Since January 6, there has been much handwringing over the presence at the Capitol of military-related individuals, some of them ostensibly related to extremist groups. Yet the hand-wringers have not asked whether we have understood, over the past twenty or as many as fifty years, nearly the life span of our all-volunteer military, how to re-integrate a professional warrior caste full of spiritedness into the larger body politic, instead of publicly continuing to treat its members as a distinct minority made up of tragic patients. By ignoring this question, we have dismissed these warriors from the larger community to which they rightfully belong. Is it a wonder, then, that a small number of them, accustomed to seek a sense of identity through social purpose, respond positively when recruited to what looks like such a purpose?

In Coriolanus, the people acquire their own political officers, the tribunes, to be their voice. But Shakespeare shows how these tribunes, for their own political gain, manipulate the people to Rome’s detriment. Today’s American veterans, citizens of a liberal democracy, do not need or want political representatives separate from those of their civilian peers. Rather, they do need government and society to believe again, and routinely to adopt, a public narrative teaching that veterans can and should be social assets, with a community-building role to fulfill after their military service.
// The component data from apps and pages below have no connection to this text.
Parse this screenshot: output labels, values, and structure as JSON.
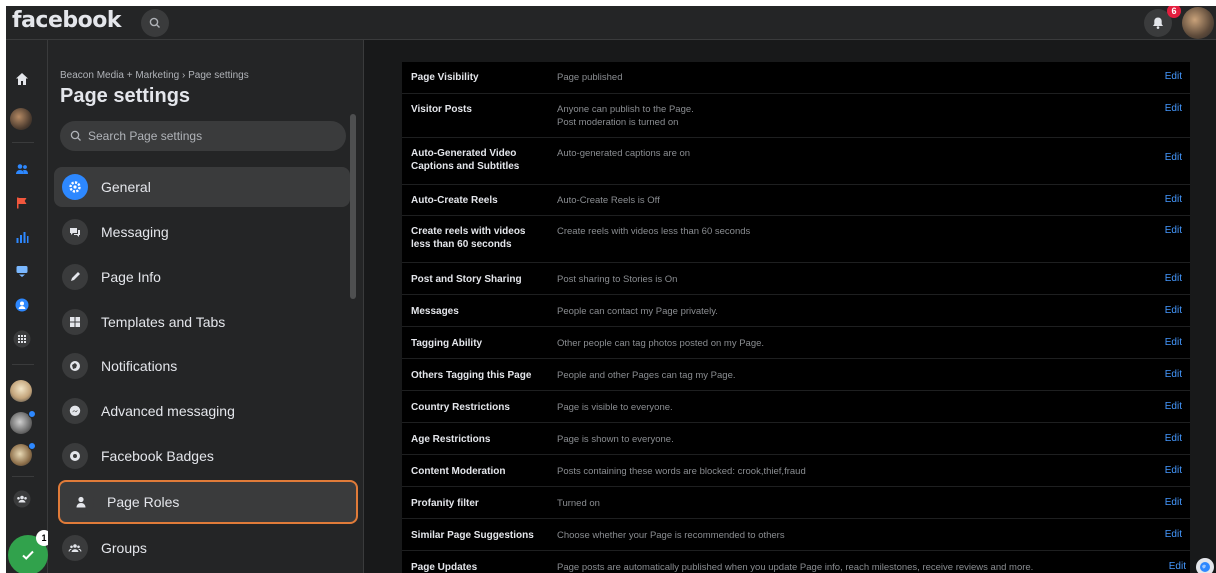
{
  "topbar": {
    "logo": "facebook",
    "notification_count": "6"
  },
  "rail": {
    "check_badge": "1"
  },
  "sidebar": {
    "breadcrumb": "Beacon Media + Marketing › Page settings",
    "title": "Page settings",
    "search_placeholder": "Search Page settings",
    "items": [
      {
        "label": "General",
        "icon": "gear-icon"
      },
      {
        "label": "Messaging",
        "icon": "chat-bubbles-icon"
      },
      {
        "label": "Page Info",
        "icon": "pencil-icon"
      },
      {
        "label": "Templates and Tabs",
        "icon": "grid-icon"
      },
      {
        "label": "Notifications",
        "icon": "globe-icon"
      },
      {
        "label": "Advanced messaging",
        "icon": "messenger-icon"
      },
      {
        "label": "Facebook Badges",
        "icon": "badge-icon"
      },
      {
        "label": "Page Roles",
        "icon": "person-icon"
      },
      {
        "label": "Groups",
        "icon": "groups-icon"
      }
    ]
  },
  "settings": {
    "edit_label": "Edit",
    "rows": [
      {
        "label": "Page Visibility",
        "value": "Page published"
      },
      {
        "label": "Visitor Posts",
        "value": "Anyone can publish to the Page.",
        "value2": "Post moderation is turned on"
      },
      {
        "label": "Auto-Generated Video Captions and Subtitles",
        "value": "Auto-generated captions are on"
      },
      {
        "label": "Auto-Create Reels",
        "value": "Auto-Create Reels is Off"
      },
      {
        "label": "Create reels with videos less than 60 seconds",
        "value": "Create reels with videos less than 60 seconds"
      },
      {
        "label": "Post and Story Sharing",
        "value": "Post sharing to Stories is On"
      },
      {
        "label": "Messages",
        "value": "People can contact my Page privately."
      },
      {
        "label": "Tagging Ability",
        "value": "Other people can tag photos posted on my Page."
      },
      {
        "label": "Others Tagging this Page",
        "value": "People and other Pages can tag my Page."
      },
      {
        "label": "Country Restrictions",
        "value": "Page is visible to everyone."
      },
      {
        "label": "Age Restrictions",
        "value": "Page is shown to everyone."
      },
      {
        "label": "Content Moderation",
        "value": "Posts containing these words are blocked: crook,thief,fraud"
      },
      {
        "label": "Profanity filter",
        "value": "Turned on"
      },
      {
        "label": "Similar Page Suggestions",
        "value": "Choose whether your Page is recommended to others"
      },
      {
        "label": "Page Updates",
        "value": "Page posts are automatically published when you update Page info, reach milestones, receive reviews and more."
      }
    ]
  },
  "colors": {
    "accent": "#2d88ff",
    "highlight_border": "#e07b39",
    "edit_link": "#4599ff"
  }
}
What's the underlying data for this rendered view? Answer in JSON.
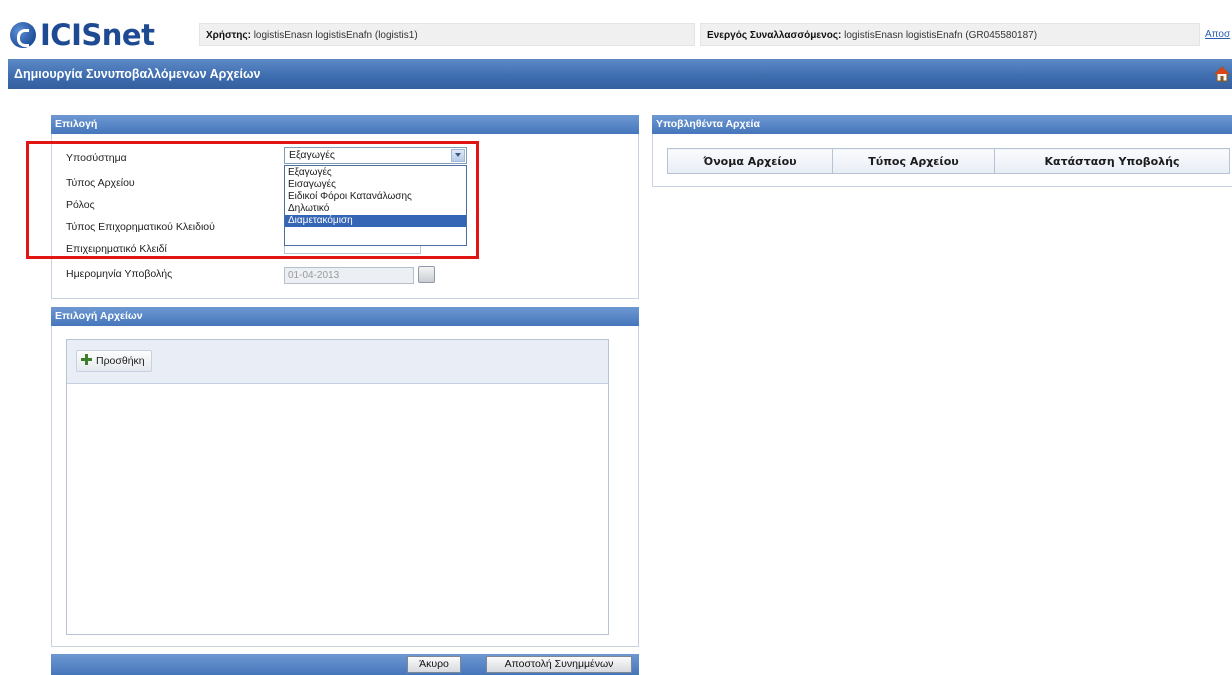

Rebecca Burgess is senior editor of American Purpose and managing director of the Classics of Strategy and Diplomacy Project. She’s currently writing a book on veterans and American political development.

DemocracyPolitical PhilosophyCulture